Web page and app entries:
● ● ● ●

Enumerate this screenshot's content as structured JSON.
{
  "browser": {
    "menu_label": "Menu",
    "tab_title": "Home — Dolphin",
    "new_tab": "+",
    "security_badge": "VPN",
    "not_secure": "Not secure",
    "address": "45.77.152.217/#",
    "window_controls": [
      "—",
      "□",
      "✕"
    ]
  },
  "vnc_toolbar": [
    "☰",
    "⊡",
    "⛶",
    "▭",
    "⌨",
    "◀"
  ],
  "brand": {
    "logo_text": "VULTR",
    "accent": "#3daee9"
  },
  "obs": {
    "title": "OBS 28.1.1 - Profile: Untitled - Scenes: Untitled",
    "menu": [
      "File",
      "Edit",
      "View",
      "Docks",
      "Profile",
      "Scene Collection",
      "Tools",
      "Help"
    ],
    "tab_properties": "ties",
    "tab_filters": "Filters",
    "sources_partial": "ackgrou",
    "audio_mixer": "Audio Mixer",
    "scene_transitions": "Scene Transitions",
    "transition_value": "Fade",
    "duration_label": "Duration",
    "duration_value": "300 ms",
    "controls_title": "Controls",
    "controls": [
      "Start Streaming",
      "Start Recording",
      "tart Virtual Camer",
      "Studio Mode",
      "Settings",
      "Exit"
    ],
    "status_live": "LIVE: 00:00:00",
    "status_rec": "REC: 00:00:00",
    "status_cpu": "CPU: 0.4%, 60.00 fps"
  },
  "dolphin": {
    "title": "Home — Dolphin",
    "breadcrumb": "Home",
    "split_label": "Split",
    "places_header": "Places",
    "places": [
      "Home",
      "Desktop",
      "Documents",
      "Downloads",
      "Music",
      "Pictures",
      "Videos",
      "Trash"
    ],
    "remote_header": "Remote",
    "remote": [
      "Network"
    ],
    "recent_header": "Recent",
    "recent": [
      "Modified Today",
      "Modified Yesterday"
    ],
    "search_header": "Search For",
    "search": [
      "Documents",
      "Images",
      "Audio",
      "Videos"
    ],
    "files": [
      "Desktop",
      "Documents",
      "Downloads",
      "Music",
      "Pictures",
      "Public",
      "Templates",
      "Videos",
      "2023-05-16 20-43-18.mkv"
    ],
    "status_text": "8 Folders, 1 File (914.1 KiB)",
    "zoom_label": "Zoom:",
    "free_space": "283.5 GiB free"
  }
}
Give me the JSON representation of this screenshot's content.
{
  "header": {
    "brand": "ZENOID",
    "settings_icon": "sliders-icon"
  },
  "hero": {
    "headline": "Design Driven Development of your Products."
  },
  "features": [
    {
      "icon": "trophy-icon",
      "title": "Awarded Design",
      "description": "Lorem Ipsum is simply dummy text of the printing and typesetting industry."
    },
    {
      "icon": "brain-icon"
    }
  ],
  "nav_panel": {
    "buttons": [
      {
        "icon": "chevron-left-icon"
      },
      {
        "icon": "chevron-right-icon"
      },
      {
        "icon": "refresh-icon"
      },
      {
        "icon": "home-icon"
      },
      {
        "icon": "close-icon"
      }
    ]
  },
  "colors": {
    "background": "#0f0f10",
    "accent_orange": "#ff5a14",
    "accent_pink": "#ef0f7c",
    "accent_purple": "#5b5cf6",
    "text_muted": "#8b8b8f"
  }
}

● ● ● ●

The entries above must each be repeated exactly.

ANSWER SPACE -
Enumerate this screenshot's content as structured JSON.
{
  "browser": {
    "menu_label": "Menu",
    "tab_title": "Home — Dolphin",
    "new_tab": "+",
    "security_badge": "VPN",
    "not_secure": "Not secure",
    "address": "45.77.152.217/#",
    "window_controls": [
      "—",
      "□",
      "✕"
    ]
  },
  "vnc_toolbar": [
    "☰",
    "⊡",
    "⛶",
    "▭",
    "⌨",
    "◀"
  ],
  "brand": {
    "logo_text": "VULTR",
    "accent": "#3daee9"
  },
  "obs": {
    "title": "OBS 28.1.1 - Profile: Untitled - Scenes: Untitled",
    "menu": [
      "File",
      "Edit",
      "View",
      "Docks",
      "Profile",
      "Scene Collection",
      "Tools",
      "Help"
    ],
    "tab_properties": "ties",
    "tab_filters": "Filters",
    "sources_partial": "ackgrou",
    "audio_mixer": "Audio Mixer",
    "scene_transitions": "Scene Transitions",
    "transition_value": "Fade",
    "duration_label": "Duration",
    "duration_value": "300 ms",
    "controls_title": "Controls",
    "controls": [
      "Start Streaming",
      "Start Recording",
      "tart Virtual Camer",
      "Studio Mode",
      "Settings",
      "Exit"
    ],
    "status_live": "LIVE: 00:00:00",
    "status_rec": "REC: 00:00:00",
    "status_cpu": "CPU: 0.4%, 60.00 fps"
  },
  "dolphin": {
    "title": "Home — Dolphin",
    "breadcrumb": "Home",
    "split_label": "Split",
    "places_header": "Places",
    "places": [
      "Home",
      "Desktop",
      "Documents",
      "Downloads",
      "Music",
      "Pictures",
      "Videos",
      "Trash"
    ],
    "remote_header": "Remote",
    "remote": [
      "Network"
    ],
    "recent_header": "Recent",
    "recent": [
      "Modified Today",
      "Modified Yesterday"
    ],
    "search_header": "Search For",
    "search": [
      "Documents",
      "Images",
      "Audio",
      "Videos"
    ],
    "files": [
      "Desktop",
      "Documents",
      "Downloads",
      "Music",
      "Pictures",
      "Public",
      "Templates",
      "Videos",
      "2023-05-16 20-43-18.mkv"
    ],
    "status_text": "8 Folders, 1 File (914.1 KiB)",
    "zoom_label": "Zoom:",
    "free_space": "283.5 GiB free"
  }
}
Give me the JSON representation of this screenshot's content.
{
  "header": {
    "brand": "ZENOID",
    "settings_icon": "sliders-icon"
  },
  "hero": {
    "headline": "Design Driven Development of your Products."
  },
  "features": [
    {
      "icon": "trophy-icon",
      "title": "Awarded Design",
      "description": "Lorem Ipsum is simply dummy text of the printing and typesetting industry."
    },
    {
      "icon": "brain-icon"
    }
  ],
  "nav_panel": {
    "buttons": [
      {
        "icon": "chevron-left-icon"
      },
      {
        "icon": "chevron-right-icon"
      },
      {
        "icon": "refresh-icon"
      },
      {
        "icon": "home-icon"
      },
      {
        "icon": "close-icon"
      }
    ]
  },
  "colors": {
    "background": "#0f0f10",
    "accent_orange": "#ff5a14",
    "accent_pink": "#ef0f7c",
    "accent_purple": "#5b5cf6",
    "text_muted": "#8b8b8f"
  }
}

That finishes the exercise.